Consider how the Amex Marriott Bonvoy Brilliant shifted from an easy-to-use annual credit of up to $300 at Marriott properties to a less-consumer-friendly monthly dining credit, available as up to $25 per month. By requiring a monthly purchase, this is now more difficult to use, and customers may struggle to actualize the full value without spending additional money.
The same could be said for numerous benefits on credit cards that come in monthly or quarterly installments rather than annual credits. We expect more of this in 2023.
Card issuers will add perks for subscriptions to things like streaming, food delivery or other services, claiming these add a certain dollar amount of value to the card each year. However, the actual value these offer to cardholders varies greatly, given the complexity of using them. There’s also the fact many people will use these benefits only “because they’re available” — not because the benefit provides actual savings to the customers.
Customers will look for travel protections after headaches in 2022
After the chaos of travel this past summer (and the holiday meltdown from Southwest), consumers feel burned by airlines. We received countless emails asking for tips and help along the way. We taught people how to track their suitcases with AirTags and Android alternatives, but many travelers are looking for a better experience on their next trips.
We expect customers will look for increased travel protections in 2023. This means people will look to buy a good travel insurance policy or open a credit card that provides this benefit. People want assurances that extra costs they incur due to delays, cancellations, lost luggage or other problems will be reimbursed. These benefits will gain importance and popularity after the travel meltdowns we saw in 2022.
Niche access and products with costs to card issuers will go away
Unfortunately, we also expect a continued loss of benefits which incur costs for credit card issuers. As a recent example, those with the Capital One Venture X Rewards Credit Card enjoy access to Priority Pass lounges (including unlimited guest privileges). However, they lost access to non-lounge benefits, such as restaurants and spas, as of Jan. 1.
American Express also removed these non-lounge benefits in 2019.
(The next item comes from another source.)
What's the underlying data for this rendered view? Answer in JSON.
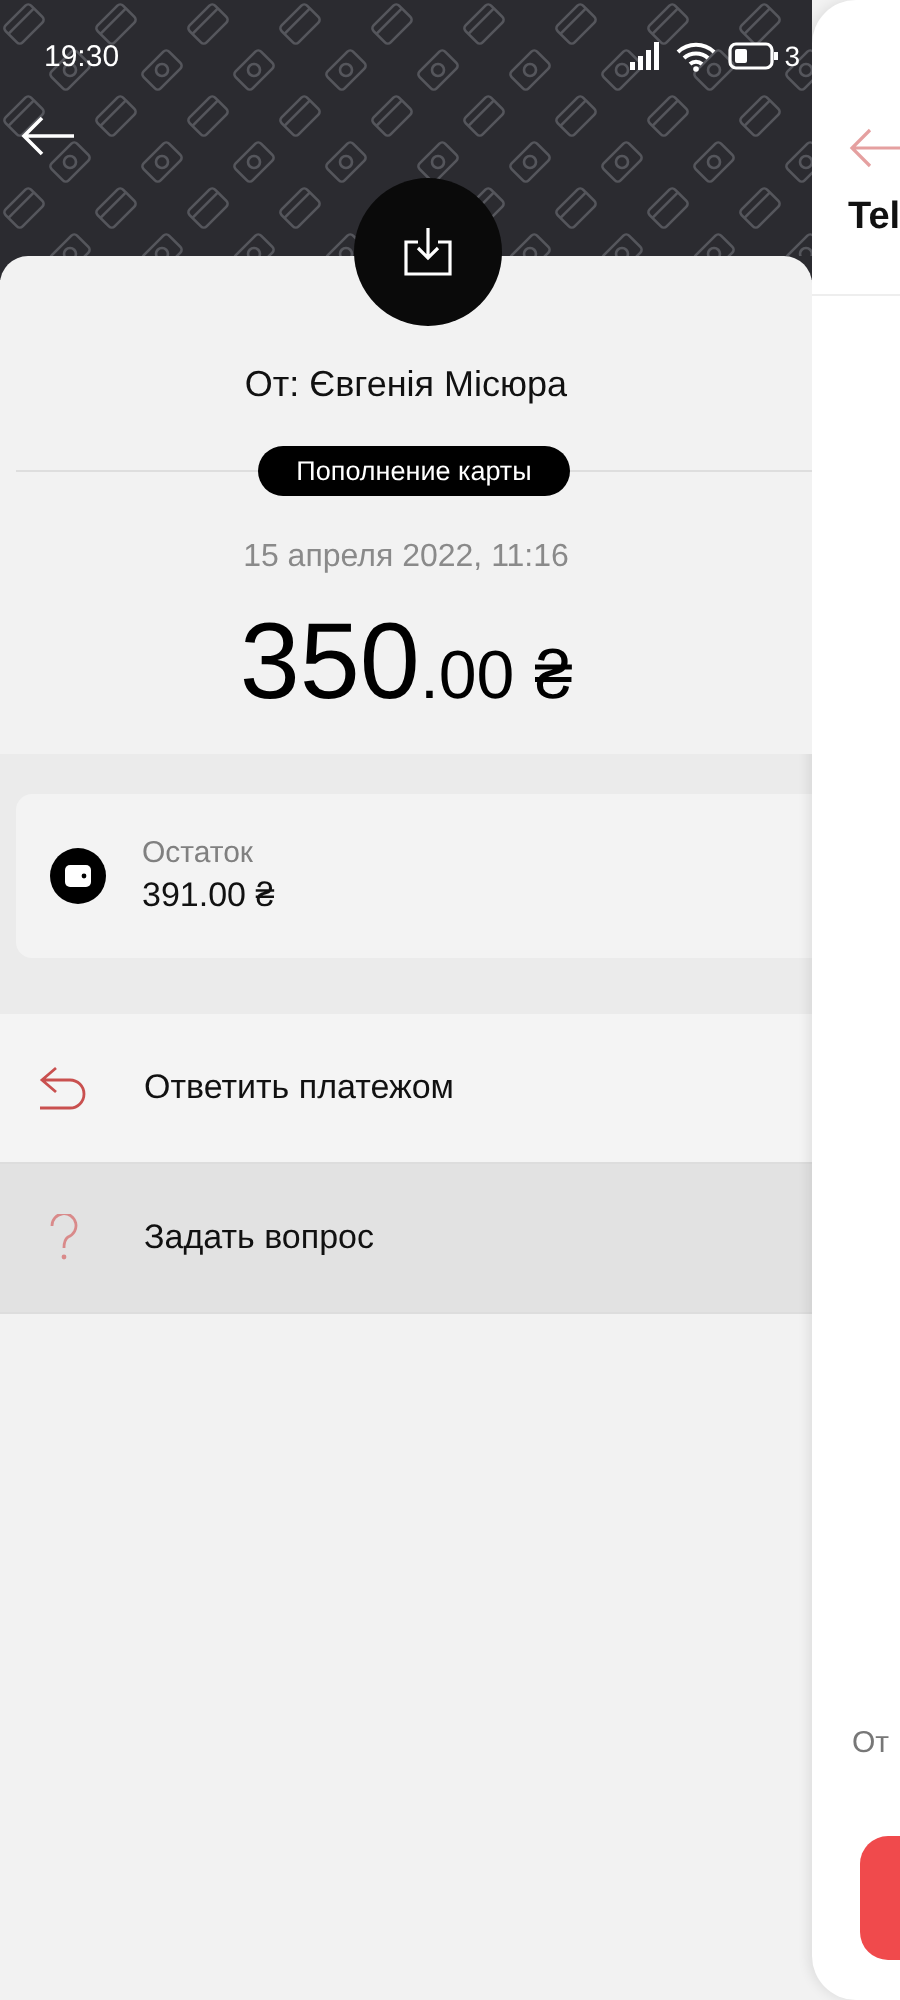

We expect credit card issuers will look to reduce costs on access to niche products in 2023. Priority Pass restaurants are the most glaring example, but this also applies to transfer partners for credit card points. As of March 29, 2022, you can no longer transfer Citi ThankYou points to Malaysia Airlines Enrich. Limited uses of this transfer option likely made Citi decide the cost of maintaining the partnership wasn’t worth it.
Expect credit card issuers to evaluate lesser-used transfer partners and look to remove these to save costs.
More cardholders will spend their way to elite status
It’s possible to spend your way toward elite status through credit cards in multiple loyalty programs — both for hotels and airlines. We expect more people to take advantage of this benefit in 2023.
Some people have the ability to spend considerable sums on their credit cards but not the time to participate in mileage runs to earn status by traveling. Small businesses will look to shift their spending onto credit cards that reward them with elite status perks.
The most glaring example of this benefit gaining traction is American Airlines’ shift to Loyalty Points. Earning status through flying alone has become increasingly difficult. Conversely, gaining status through credit card spending (with little or no flying involved) has become very easy if you can spend the required amount.
We think this is a sign of what’s to come — both the cause and the effect. Credit card issuers and loyalty programs make money from consumers using cobranded credit cards, and they will be rewarded for it.